THE GREAT EDMONTON ELEPHANT STAMPEDE OF 1926
Wednesday, June 11 at 6pm
Friday, June 13 at 8pm
at The Living Room Playhouse
created, composed and performed by Rebecca Lappa
In 1926, the Sells Floto Circus parade turned into a full on stampede in down town Edmonton as a herd of elephants escaped from their enclosures. Singer-songwriter Rebecca Lappa returns to the Azimuth stage after last year’s Nextfest hit “The Earl” to perform all nineteen characters in this one-woman folk opera based on a true, local story.

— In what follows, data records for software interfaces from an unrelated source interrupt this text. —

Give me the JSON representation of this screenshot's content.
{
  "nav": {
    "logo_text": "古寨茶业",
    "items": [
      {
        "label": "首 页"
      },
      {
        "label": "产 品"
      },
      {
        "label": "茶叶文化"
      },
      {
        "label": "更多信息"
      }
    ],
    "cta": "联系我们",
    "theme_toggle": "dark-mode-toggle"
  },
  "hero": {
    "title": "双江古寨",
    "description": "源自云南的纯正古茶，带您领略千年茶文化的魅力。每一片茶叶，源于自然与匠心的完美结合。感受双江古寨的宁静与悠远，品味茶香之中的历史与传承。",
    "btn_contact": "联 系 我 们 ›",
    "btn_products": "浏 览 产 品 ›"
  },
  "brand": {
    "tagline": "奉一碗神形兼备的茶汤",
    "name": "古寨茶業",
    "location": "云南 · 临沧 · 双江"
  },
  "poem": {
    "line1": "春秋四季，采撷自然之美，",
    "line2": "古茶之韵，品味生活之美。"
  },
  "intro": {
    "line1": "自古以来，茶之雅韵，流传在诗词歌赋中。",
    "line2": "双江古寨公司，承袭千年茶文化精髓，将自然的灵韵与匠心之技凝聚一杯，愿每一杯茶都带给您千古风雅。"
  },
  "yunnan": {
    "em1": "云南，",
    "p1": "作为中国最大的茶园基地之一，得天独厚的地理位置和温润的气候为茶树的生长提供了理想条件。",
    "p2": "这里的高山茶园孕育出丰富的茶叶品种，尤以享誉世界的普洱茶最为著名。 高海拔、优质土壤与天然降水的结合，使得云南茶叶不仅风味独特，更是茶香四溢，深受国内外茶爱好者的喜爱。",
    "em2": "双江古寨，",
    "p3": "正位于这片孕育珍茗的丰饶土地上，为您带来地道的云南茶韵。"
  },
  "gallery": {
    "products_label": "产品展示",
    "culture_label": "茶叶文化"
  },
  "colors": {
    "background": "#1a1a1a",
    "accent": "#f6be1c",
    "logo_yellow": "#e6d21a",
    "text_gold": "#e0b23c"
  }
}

With the 100th anniversary of the First World War upon us, I’ve had the privilege to research and think about this conflict in more depth than I have since I wandered around Montreal and Ottawa in undergrad snapping photos of war memorials. I was following in the footsteps of historian Jonathan Vance, whose wonderful book, Death So Noble: Memory, Meaning, and the First World War, helped put me on the path to a career in history. Here are a few resources I recently turned to, to understand the “Great War” (and how we remember it) in all its complexity:
- Margaret MacMillan, The War that Ended Peace
- David J. Bercuson, The Patricias: A Century of Service
- Norman Leach, Passchendaele: Canada’s Triumph and Tragedy on the Fields of Flanders
- and Edmonton’s own Marion Brooker, who wrote Hold the Oxo! based on the letters of 18-year-old Jim, who died at the Somme
I also found the CBC’s Michael Enright’s collected conversations on the topic incredibly interesting when I heard it on a recent edition of Ideas. What’s your favourite WWI book, film, radio documentary, or other resource?
On Monday I got the chance to hang out with the Grade One’s from John A. McDougall school for an hour. It was so much fun!
First we listened to coordinator/instructor Linda Hut take us on a historic walk of downtown Edmonton, with great factoids about everything from City Hall to the Alberta Hotel to an inclined railway up the hill.
Then it was my turn to give a mini-talk about what the “history lady” (aka Historian Laureate does) and share a few stories about Edmonton’s aviation history. It was a blast chatting with them about “parapups”, some of our first aviatrixes, and Wop May’s involvement in stopping the Mad Trapper.
Plus we got to talk about shrink rays, space grass, and fighter planes flying through Edmonton. A pretty awesome way to start the week and I can’t wait for the Citizenship Fair next Friday!
As Cmdr Chris Hadfield said in his speech, too often fame and celebrity is bestowed on those who don’t deserve it. Hadfield, that Canadian commander of the International Space Station who stole our hearts with his tweets, spaced-out songs, and gorgeous photos of Earth, was absolutely right when he said this year’s inductees deserved to be feted to the max in this era of celebutantes.
Clive Beddoe, Lorna de Blicquy, Fred Moore, and Bob Engle characterize the kind of vision, passion, and tenacity Hadfield says should command our respect and admiration.
I couldn’t agree more. In fact, two of the inductees – de Blicquy and Engle – are in my upcoming book as pioneers of northern flight. Such a pleasure to be in the same room as them (or their spirits, as deBlicquy was honoured post-humously). It was also pretty neat to see Chris again, be surrounded by the luminati of aviation history, and have a chance to get fancied up.